━━━━━ RECORDS SUPPLIED

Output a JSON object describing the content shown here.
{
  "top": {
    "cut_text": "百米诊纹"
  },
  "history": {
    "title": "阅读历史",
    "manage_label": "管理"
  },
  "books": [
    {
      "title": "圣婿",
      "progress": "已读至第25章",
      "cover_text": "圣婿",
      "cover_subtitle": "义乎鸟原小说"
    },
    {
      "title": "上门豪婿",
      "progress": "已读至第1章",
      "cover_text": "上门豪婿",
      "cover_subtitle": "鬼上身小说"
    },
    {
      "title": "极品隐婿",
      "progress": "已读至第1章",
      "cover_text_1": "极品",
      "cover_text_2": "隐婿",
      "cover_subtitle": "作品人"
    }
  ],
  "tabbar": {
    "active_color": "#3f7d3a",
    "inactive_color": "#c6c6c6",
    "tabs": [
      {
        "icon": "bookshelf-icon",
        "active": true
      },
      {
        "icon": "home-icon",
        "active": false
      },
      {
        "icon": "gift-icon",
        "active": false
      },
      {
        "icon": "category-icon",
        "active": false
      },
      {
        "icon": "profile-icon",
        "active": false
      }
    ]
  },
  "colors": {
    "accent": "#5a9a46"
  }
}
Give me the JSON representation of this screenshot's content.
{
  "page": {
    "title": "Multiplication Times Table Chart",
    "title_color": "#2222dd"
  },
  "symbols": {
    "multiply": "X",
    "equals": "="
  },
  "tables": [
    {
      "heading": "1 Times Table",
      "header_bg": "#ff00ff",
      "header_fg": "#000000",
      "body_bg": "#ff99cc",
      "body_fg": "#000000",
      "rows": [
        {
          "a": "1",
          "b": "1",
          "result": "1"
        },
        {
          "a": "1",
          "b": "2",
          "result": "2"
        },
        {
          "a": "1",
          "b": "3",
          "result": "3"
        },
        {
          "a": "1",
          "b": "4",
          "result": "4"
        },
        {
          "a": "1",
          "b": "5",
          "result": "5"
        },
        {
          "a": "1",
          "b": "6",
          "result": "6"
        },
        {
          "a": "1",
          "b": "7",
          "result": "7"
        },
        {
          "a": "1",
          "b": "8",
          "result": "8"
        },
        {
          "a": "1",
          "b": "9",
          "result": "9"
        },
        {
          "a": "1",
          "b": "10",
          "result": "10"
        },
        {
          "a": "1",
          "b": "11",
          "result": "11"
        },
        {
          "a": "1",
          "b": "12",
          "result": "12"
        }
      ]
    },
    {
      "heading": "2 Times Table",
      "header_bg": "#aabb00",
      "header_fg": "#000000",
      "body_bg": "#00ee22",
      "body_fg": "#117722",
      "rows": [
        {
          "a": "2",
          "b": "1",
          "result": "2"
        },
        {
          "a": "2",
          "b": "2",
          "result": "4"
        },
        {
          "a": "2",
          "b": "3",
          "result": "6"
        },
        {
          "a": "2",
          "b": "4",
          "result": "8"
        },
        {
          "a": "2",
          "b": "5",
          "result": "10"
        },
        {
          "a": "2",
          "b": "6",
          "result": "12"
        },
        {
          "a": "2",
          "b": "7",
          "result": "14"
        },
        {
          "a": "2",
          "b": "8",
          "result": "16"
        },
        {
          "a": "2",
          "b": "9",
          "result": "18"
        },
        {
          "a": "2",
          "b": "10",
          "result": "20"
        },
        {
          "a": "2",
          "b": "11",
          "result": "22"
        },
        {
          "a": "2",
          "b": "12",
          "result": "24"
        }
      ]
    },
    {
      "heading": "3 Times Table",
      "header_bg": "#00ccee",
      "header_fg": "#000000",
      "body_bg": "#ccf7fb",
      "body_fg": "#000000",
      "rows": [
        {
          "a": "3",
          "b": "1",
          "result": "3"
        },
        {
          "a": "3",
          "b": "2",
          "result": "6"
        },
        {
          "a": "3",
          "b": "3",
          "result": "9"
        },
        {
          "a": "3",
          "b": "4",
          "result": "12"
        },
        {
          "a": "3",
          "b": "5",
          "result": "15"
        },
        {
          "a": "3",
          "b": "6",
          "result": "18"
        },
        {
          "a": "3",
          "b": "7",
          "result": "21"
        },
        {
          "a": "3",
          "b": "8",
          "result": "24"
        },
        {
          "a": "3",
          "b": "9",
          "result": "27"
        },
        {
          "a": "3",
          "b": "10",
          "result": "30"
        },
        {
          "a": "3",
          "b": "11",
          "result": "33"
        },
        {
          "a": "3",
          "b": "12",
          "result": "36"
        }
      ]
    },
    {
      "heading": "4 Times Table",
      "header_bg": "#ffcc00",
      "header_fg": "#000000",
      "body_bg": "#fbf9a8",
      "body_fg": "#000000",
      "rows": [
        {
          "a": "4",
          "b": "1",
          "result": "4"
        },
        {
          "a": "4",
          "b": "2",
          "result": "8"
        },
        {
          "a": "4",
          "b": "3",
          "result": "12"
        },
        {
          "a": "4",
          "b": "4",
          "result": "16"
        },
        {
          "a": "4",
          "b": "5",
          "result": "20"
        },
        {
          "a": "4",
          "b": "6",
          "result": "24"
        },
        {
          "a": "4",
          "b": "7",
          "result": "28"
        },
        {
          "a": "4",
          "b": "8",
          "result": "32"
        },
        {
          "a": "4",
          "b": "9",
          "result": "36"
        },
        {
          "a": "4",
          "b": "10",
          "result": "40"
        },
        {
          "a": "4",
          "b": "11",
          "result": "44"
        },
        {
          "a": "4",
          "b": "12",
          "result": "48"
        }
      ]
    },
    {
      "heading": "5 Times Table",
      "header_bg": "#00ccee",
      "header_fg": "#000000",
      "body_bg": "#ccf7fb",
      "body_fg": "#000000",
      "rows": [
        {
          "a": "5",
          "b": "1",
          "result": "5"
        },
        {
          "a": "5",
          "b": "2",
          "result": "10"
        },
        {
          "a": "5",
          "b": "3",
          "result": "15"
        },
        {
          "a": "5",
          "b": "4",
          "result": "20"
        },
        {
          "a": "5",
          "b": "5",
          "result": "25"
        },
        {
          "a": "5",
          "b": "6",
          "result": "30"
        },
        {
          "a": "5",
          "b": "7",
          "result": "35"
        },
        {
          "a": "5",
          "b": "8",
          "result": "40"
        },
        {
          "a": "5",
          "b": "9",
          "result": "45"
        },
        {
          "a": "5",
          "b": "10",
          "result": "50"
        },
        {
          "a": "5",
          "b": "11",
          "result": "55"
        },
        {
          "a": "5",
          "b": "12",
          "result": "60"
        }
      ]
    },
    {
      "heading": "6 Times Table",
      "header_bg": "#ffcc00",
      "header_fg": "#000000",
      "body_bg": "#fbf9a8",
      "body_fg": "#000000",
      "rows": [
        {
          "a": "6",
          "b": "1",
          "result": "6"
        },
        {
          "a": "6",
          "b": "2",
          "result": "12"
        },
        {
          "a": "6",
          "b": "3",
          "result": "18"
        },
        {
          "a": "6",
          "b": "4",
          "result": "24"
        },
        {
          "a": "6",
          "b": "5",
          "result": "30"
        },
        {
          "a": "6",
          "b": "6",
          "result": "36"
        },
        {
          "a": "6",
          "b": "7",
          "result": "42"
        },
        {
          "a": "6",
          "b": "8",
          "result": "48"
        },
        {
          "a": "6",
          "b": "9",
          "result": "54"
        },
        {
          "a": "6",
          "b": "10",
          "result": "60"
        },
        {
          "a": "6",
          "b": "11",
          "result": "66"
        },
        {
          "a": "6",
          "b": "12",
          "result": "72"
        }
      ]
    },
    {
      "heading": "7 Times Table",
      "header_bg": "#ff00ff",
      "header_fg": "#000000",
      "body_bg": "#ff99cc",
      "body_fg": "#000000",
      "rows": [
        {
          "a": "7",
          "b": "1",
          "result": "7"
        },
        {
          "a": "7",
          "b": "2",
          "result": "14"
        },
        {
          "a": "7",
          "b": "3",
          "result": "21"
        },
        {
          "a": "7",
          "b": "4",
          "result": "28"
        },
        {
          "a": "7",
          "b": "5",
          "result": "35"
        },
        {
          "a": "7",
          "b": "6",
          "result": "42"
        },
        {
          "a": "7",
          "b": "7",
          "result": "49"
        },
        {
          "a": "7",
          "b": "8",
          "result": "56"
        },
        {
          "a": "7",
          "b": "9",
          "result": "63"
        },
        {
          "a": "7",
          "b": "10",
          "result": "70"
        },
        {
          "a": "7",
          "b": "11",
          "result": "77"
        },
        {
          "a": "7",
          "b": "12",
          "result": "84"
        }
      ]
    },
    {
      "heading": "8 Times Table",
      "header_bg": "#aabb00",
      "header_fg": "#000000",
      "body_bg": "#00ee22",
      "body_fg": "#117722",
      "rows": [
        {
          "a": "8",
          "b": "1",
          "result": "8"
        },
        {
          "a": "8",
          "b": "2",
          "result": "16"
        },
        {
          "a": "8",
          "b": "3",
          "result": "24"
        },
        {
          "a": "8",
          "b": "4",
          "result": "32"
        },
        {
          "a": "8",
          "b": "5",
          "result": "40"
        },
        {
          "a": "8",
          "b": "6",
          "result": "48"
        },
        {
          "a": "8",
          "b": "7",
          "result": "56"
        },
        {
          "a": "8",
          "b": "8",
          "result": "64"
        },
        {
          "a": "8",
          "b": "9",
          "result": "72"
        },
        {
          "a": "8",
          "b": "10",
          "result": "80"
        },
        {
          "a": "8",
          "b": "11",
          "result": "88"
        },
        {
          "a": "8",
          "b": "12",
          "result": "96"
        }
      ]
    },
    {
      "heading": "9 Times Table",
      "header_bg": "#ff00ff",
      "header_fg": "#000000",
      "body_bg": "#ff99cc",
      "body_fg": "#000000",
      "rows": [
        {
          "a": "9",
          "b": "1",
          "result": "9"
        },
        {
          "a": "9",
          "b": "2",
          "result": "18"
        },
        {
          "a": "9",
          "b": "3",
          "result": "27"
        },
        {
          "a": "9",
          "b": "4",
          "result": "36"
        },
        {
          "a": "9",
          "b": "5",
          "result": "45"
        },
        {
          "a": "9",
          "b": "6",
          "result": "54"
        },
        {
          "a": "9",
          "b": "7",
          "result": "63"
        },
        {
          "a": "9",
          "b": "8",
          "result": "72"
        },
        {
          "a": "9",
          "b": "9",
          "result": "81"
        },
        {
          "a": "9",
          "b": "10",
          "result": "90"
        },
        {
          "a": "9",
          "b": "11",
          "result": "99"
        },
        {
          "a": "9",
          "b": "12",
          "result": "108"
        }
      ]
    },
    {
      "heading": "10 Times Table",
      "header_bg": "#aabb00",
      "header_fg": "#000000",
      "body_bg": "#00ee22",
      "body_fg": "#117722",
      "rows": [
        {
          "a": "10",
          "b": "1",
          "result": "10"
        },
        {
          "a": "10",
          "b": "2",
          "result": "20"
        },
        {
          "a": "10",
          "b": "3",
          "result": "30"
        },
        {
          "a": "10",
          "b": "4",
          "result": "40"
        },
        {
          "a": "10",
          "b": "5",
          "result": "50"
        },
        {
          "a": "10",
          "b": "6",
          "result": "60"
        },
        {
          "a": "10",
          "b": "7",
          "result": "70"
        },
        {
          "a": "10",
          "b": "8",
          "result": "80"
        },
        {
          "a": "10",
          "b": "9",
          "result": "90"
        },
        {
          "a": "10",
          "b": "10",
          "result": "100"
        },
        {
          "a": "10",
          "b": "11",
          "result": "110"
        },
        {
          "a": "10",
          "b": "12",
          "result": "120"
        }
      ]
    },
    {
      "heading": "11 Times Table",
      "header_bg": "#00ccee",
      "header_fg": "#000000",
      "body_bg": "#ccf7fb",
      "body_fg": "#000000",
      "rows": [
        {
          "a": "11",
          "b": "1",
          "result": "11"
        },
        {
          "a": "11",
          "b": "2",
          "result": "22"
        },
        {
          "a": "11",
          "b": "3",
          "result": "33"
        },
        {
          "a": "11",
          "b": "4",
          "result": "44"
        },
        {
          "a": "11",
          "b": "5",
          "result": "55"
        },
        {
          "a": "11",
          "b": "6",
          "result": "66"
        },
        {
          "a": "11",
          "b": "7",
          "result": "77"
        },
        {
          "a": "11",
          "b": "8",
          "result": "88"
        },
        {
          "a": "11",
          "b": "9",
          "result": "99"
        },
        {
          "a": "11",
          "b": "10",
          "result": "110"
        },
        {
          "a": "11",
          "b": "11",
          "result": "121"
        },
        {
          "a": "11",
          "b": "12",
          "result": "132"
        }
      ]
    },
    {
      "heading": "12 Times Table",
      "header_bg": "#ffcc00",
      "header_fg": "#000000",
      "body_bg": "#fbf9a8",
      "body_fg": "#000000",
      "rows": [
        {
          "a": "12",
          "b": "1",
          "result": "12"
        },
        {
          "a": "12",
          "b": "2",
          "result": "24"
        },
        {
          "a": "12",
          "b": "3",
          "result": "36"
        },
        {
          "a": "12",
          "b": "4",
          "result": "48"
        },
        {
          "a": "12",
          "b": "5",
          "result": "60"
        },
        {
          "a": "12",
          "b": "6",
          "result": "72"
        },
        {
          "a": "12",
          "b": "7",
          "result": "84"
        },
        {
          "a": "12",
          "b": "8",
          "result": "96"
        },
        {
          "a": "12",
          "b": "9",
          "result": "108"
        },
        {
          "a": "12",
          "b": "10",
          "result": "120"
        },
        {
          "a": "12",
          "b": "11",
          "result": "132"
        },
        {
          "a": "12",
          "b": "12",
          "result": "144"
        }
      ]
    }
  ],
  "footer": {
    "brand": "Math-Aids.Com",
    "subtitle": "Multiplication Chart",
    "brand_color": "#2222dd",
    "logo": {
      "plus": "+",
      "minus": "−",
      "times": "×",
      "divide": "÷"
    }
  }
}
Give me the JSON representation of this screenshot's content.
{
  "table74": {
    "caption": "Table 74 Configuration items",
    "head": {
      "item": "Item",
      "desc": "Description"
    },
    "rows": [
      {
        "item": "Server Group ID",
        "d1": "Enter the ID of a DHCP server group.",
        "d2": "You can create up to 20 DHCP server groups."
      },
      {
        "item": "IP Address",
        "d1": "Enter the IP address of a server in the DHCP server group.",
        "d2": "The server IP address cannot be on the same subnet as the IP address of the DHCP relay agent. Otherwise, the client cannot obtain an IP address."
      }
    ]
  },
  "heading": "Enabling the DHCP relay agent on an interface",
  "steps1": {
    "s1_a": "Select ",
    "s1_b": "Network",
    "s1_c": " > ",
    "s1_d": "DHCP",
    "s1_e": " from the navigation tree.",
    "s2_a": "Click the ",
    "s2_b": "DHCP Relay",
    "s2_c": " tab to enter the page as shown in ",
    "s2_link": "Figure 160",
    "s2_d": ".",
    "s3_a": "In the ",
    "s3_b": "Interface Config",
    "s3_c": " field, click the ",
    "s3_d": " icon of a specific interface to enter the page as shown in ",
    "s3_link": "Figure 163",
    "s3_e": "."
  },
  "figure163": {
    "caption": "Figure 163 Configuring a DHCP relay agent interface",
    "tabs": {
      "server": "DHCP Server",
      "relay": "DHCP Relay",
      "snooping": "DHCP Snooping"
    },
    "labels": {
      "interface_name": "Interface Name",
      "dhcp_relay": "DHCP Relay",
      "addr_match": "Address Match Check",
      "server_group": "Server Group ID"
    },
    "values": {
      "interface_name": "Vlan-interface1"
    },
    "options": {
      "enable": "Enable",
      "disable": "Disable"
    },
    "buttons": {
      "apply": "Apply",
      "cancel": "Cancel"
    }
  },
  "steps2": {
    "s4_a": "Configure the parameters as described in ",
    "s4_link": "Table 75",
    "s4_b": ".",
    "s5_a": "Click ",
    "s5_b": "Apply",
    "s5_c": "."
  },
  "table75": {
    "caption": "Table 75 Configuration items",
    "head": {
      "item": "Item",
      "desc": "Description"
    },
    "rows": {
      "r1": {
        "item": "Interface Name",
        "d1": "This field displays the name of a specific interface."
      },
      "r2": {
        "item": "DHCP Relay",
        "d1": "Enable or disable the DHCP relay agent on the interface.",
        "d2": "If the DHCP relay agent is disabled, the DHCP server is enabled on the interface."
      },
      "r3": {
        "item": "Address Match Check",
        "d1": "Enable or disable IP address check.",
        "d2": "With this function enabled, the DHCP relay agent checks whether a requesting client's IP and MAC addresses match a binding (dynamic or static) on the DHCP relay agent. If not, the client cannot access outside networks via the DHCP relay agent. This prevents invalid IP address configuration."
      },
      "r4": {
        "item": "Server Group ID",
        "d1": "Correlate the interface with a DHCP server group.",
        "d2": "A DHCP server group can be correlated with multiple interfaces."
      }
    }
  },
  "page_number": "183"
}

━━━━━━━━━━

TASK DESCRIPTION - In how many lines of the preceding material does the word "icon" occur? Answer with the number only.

ANSWER SECTION - 6